showing it respect. 6. disorderly and terrified in all directions in an attempt to find safety before the storm hits. grey colour.1 What figure of speech occurs in “Whilst trees bend to let it pass”? (1) Personification. This obviously refers to the trees being bent over by the force/strength of the wind. In the same way the clouds are settling on the hills where they will release their heavy loads of water. Why are the clouds compared to “dark sinister wings”? (1) ‘Gathering to perch on hills/Like dark sinister wings’ (lines 12 – 13) makes the clouds reminiscent of some bird of prey waiting for the opportune moment to strike. “Madly” implies that the mothers ran in a disorderly and irrational manner. threatening and frightening. 12. refer to? (1) The wind. allowing it to pass without putting up a fight/showing no resistance. effective? (2) The word perch is effective as it refers to a bird coming in to rest after having flown for some time.2 What does its (line 11).1 What is “gathering”? (1) The clouds are coming together. These words suggest that the mothers scurried/hurried quickly. they are “clinging” to their mothers’ backs. (2) The trees appear to be bowing in front of the wind. Simile 9. 11.2 Briefly explain this line in your own words. 7. 11.1 What figure of speech occurs in the last line of this poem? (1) Metaphor 12. It is almost as if they stick. wicked. rapid movement.1 Who / what “Rides stately on its back”? (1) The clouds are personified as someone riding on the back of the wind. They ran for shelter and safety. The thunder clouds appear to be “dark” due to their dark blue. (3) The babies appear to be terrified. 8. How do the babies experience the approaching storm? Motivate your answer. 7.2 Why is the use of the word “perch” in line 12. The babies are grasping their mothers’ backs. 6. assembling. “Dart” suggests a sudden. How do the women react? In your own answer refer specifically to the words “dart” and “madly” (3) The women are also terrified. That the clouds are heavy and brim full with water – drops of rain – and ready to release – give birth to – their heavy load. (2) 7 . “Sinister” suggests that the clouds appear to be evil-looking. are stuck or glued to their backs. accumulating on the hills. 10.2 Explain line 26 in your own words.

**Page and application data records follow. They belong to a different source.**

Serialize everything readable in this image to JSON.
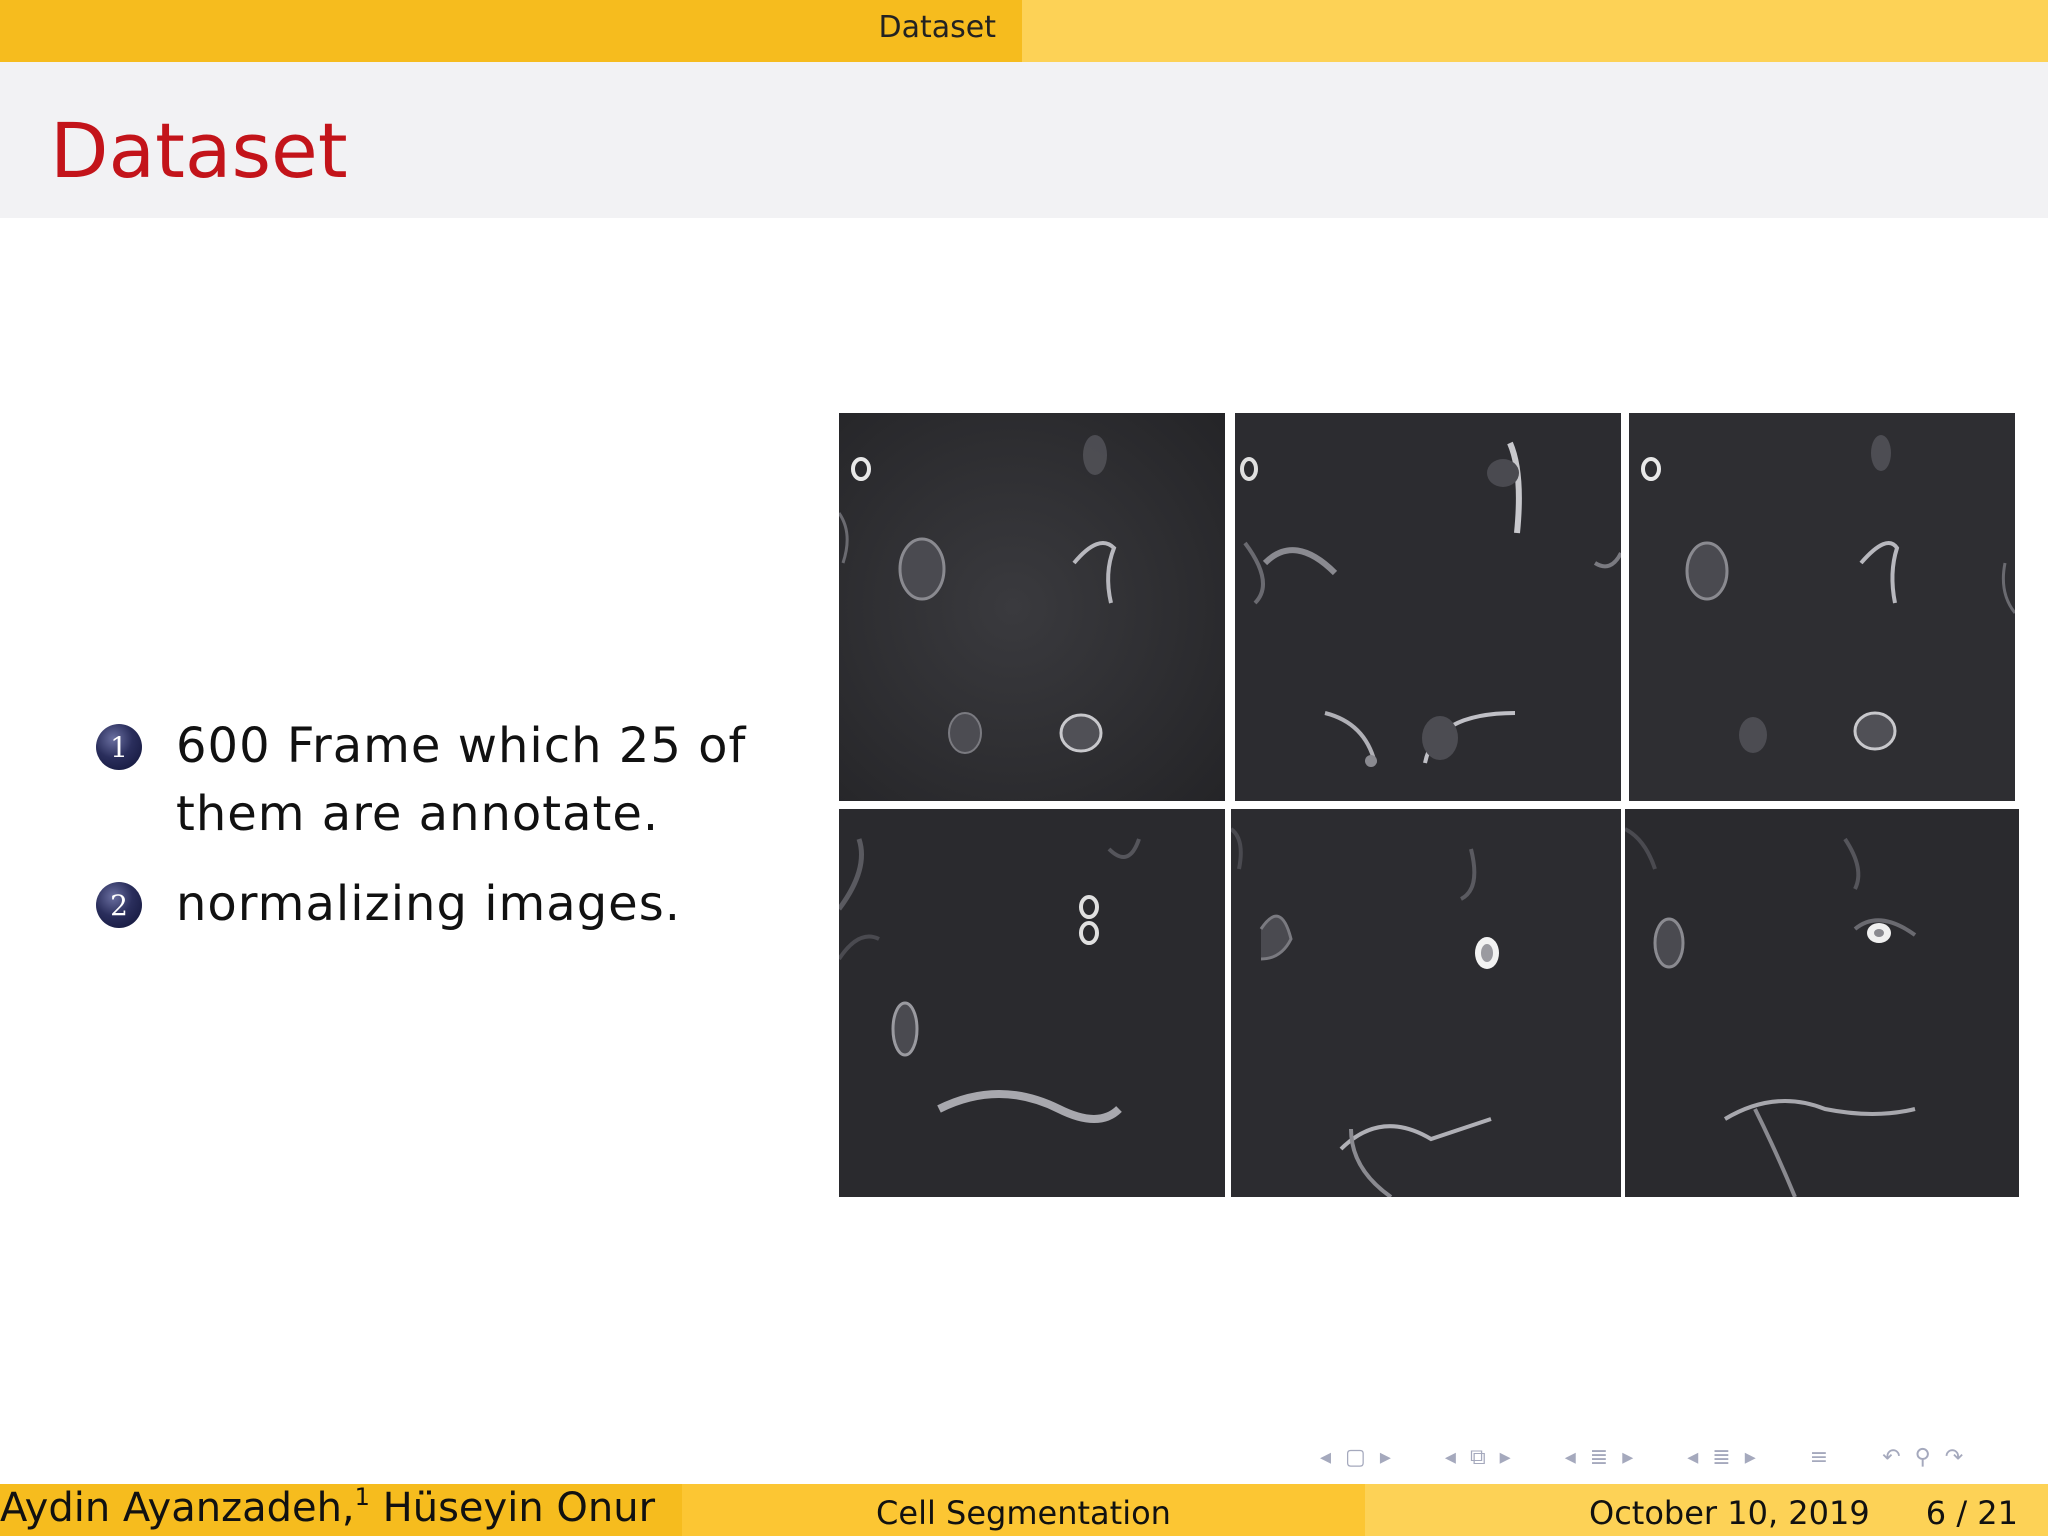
{
  "header": {
    "section_label": "Dataset"
  },
  "frame": {
    "title": "Dataset"
  },
  "content": {
    "items": [
      {
        "number": "1",
        "text_line1": "600 Frame which 25 of",
        "text_line2": "them are annotate."
      },
      {
        "number": "2",
        "text_line1": "normalizing images.",
        "text_line2": ""
      }
    ],
    "image_grid": {
      "rows": 2,
      "cols": 3,
      "tile_count": 6,
      "description": "grayscale phase-contrast cell microscopy frames"
    }
  },
  "navigation": {
    "icons": [
      "arrow-left-icon",
      "frame-icon",
      "arrow-right-icon",
      "arrow-left-icon",
      "subsection-icon",
      "arrow-right-icon",
      "arrow-left-icon",
      "section-icon",
      "arrow-right-icon",
      "arrow-left-icon",
      "document-icon",
      "arrow-right-icon",
      "align-icon",
      "back-icon",
      "search-icon",
      "forward-icon"
    ]
  },
  "footer": {
    "author": "Aydin Ayanzadeh,",
    "author_sup": "1",
    "author_2": "Hüseyin Onur",
    "title": "Cell Segmentation",
    "date": "October 10, 2019",
    "page": "6 / 21"
  },
  "colors": {
    "accent_dark": "#f6bc1e",
    "accent_light": "#fdd256",
    "title_red": "#c3141a",
    "enum_ball": "#1f2350"
  }
}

The shape and form of the poem resembles the shape of a cumulonimbus cloud/ thunder cloud. TOTAL: 55 8 .1 Briefly explain what ONOMATOPOEIA is. Briefly comment on the form and structure of this poem. In fact. (5) The poem comprises of 33 lines of differing lengths. The path of the storm has not been diminished by the trees. The description of ‘The Wind whistles by/And trees bend to let it pass’ in the second stanza (line 14 – 15) is almost exactly repeated in the third stanza. The storm is compared to an army with its troops bombarding. (1) The use of words that imitate and reproduce real-life sounds. stanza 2 has 6 lines and stanza 3 has 18 lines. The irregular number of words on a line. The first part. 13. This technique is also evident in the second part of the poem. in lines 25 – 26. made up of stanzas one and two. the trees give way to allow it to progress unhindered. with many single-word lines. The poem is divided into two parts which divide the content into the general and the specific. There is no set rhyme scheme which effectively captures the twisting and turning of the clouds and the whirling of the winds. describes the storm as it gathers momentum. 13.2 Quote all the examples of onomatopoeia from this poem. captures the unpredictable progress of the wind and the accompanying clouds. showering and peppering the African landscape with small missiles – raindrops. (4) “screams” “whistles” “rumble” “tremble” “crack” 14. The poem is divided into three stanzas: stanza 1 has 9 lines. where the frantic movement of the village women as they ‘Dart about/In and out/Madly’ (lines 22 – 24) is physically demonstrated by the line divisions. The rain comes down heavily as the pregnant clouds release their cargo. The sound effect heightens the visual effect. and the third stanza describes its impact on human existence. although ‘And’ has been replaced with ‘Whilst’ (line 26).